[Dataset rows describing interfaces]
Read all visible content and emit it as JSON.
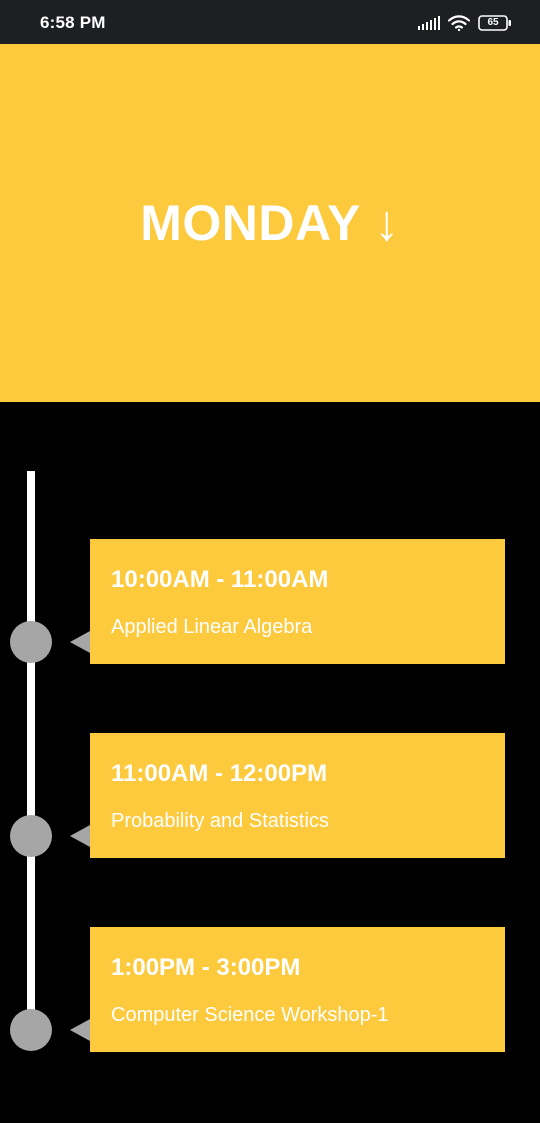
{
  "status_bar": {
    "time": "6:58 PM",
    "battery": "65",
    "icons": [
      "signal-icon",
      "wifi-icon",
      "battery-icon"
    ]
  },
  "header": {
    "day": "MONDAY ↓"
  },
  "schedule": [
    {
      "time": "10:00AM - 11:00AM",
      "subject": "Applied Linear Algebra"
    },
    {
      "time": "11:00AM - 12:00PM",
      "subject": "Probability and Statistics"
    },
    {
      "time": "1:00PM - 3:00PM",
      "subject": "Computer Science Workshop-1"
    }
  ],
  "colors": {
    "accent": "#fdc93d",
    "background": "#000000",
    "status_bar": "#1e1f23",
    "timeline_dot": "#a6a6a6",
    "timeline_line": "#ffffff",
    "text": "#ffffff"
  }
}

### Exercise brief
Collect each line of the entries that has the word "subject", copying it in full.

### Answer space
      "subject": "Applied Linear Algebra"
      "subject": "Probability and Statistics"
      "subject": "Computer Science Workshop-1"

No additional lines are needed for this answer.